• About this task
Among the records below, count the lines where "clown" occurs, and report that total alone.

• Data for this exercise
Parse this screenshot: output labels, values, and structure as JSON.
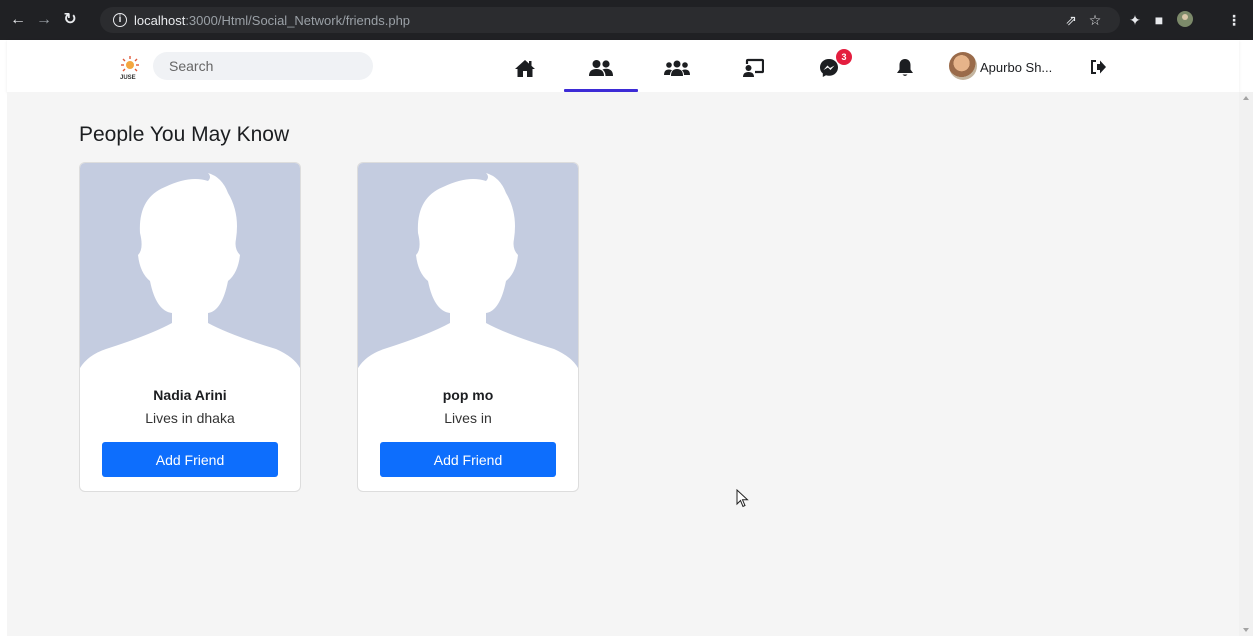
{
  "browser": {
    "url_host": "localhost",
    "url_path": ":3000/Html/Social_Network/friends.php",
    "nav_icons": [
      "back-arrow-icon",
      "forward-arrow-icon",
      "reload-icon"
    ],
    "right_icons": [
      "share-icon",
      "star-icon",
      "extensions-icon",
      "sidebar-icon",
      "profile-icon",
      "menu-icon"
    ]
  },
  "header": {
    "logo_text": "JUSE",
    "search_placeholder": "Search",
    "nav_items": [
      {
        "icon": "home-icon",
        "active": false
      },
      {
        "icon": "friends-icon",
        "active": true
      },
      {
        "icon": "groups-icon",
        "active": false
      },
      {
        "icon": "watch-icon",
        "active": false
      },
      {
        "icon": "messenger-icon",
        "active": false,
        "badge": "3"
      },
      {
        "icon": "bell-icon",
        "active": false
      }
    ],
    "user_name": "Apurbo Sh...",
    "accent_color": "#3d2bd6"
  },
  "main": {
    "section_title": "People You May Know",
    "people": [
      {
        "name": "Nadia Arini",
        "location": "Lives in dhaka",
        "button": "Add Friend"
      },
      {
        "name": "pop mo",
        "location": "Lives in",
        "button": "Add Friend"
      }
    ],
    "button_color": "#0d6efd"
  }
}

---

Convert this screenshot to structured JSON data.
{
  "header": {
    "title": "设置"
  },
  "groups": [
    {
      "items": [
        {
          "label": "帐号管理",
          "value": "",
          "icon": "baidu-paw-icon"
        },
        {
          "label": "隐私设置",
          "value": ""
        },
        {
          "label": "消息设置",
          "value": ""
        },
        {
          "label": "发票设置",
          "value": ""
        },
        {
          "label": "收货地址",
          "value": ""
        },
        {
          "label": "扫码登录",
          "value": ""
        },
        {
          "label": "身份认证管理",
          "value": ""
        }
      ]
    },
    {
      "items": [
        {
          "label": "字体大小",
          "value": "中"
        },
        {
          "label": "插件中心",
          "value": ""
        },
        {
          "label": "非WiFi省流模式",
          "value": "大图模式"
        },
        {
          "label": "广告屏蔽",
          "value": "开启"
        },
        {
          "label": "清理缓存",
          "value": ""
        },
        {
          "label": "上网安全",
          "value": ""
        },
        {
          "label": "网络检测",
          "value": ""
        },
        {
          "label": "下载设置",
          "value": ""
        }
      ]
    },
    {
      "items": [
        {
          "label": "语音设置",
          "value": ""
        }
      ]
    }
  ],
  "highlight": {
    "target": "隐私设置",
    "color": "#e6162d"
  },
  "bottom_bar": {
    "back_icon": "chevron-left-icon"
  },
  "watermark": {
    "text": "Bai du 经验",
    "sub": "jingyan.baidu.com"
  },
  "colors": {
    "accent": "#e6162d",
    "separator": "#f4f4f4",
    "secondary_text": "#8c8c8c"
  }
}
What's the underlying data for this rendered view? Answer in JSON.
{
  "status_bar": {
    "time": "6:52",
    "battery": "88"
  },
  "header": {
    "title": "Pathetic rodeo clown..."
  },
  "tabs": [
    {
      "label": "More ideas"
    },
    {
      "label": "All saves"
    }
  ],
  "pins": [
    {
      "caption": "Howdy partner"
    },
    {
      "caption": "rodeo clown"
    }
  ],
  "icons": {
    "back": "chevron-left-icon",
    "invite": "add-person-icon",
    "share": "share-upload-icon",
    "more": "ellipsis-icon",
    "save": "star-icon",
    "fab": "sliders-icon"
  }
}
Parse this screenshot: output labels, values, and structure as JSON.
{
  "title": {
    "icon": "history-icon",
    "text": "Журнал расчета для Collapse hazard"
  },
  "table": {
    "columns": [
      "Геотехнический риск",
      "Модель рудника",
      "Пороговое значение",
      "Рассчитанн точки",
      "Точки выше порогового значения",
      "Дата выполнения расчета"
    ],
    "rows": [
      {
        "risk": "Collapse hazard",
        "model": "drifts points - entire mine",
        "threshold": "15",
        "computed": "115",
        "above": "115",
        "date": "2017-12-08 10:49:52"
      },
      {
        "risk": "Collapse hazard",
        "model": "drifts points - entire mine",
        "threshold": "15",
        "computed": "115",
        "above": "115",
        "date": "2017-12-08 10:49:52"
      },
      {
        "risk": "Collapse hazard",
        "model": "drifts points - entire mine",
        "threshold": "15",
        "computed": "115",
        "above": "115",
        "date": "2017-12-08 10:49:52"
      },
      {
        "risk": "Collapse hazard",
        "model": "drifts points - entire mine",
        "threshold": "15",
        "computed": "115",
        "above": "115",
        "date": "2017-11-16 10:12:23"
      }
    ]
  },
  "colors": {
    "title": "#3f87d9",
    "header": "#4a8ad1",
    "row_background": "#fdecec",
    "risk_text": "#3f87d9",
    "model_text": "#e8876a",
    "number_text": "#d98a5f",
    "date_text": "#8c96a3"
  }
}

• Finished task
2